I guess that is the bottom line of this discussion. We all still have the free choice to determine how we are going to live our lives. We can try to make our own boundaries in our own imperfect intelligence and wisdom, or we can realize that sometimes listening to authority is a good thing if that authority has the understanding and the wisdom to put the boundary in the right place.
The beauty of this is that I can then have the confidence to run right up to the boundary. I know that as long as I am within those guidelines, I am in a safe place. I can maximize my own human freedom to do whatever I want within the boundaries without potentially running into disaster. This only works with someone who has the wisdom to not make the boundaries too restrictive and therefore inhibit the degree to which we can flourish but also not too broad that we run headlong into a preventable disaster. As I have emphasized throughout this discussion, human wisdom is insufficient for the task. We do not always know where the boundary ought to be, and our judgment can be clouded by our own shortsightedness.

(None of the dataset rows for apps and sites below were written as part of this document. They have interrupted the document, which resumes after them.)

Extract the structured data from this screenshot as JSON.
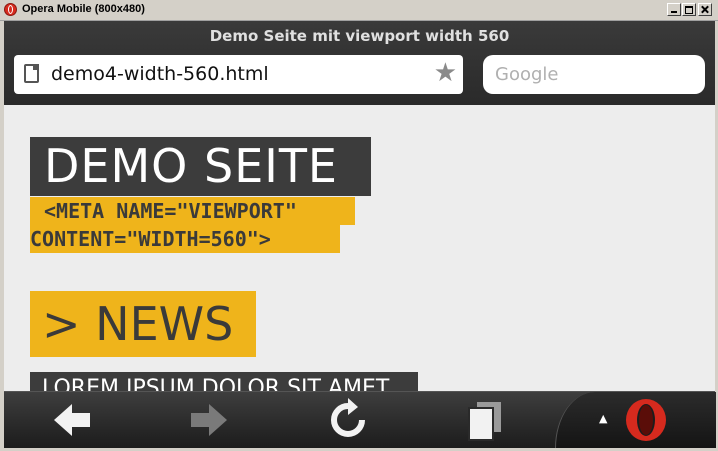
{
  "window": {
    "title": "Opera Mobile (800x480)"
  },
  "browser": {
    "page_title": "Demo Seite mit viewport width 560",
    "url": "demo4-width-560.html",
    "search_placeholder": "Google"
  },
  "page": {
    "heading": "DEMO SEITE",
    "meta_line1": "<META NAME=\"VIEWPORT\"",
    "meta_line2": "CONTENT=\"WIDTH=560\">",
    "news_heading": "> NEWS",
    "lorem_heading": "LOREM IPSUM DOLOR SIT AMET"
  },
  "toolbar": {
    "icons": [
      "back-arrow-icon",
      "forward-arrow-icon",
      "reload-icon",
      "tabs-icon",
      "opera-menu-icon"
    ]
  },
  "colors": {
    "accent_yellow": "#efb41b",
    "dark_block": "#3c3c3c",
    "page_background": "#ededed",
    "opera_red": "#d62a1e"
  }
}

Therefore, at least for me, I do not find the boundaries of God to be an oppressive imposition on my freedom. Rather, it is a set of boundaries I willingly take upon myself because I know that they are designed for my good. Within those boundaries, I can truly be free without fear. That is just about the best combination for anyone who wants to get the absolute most out of the human experience.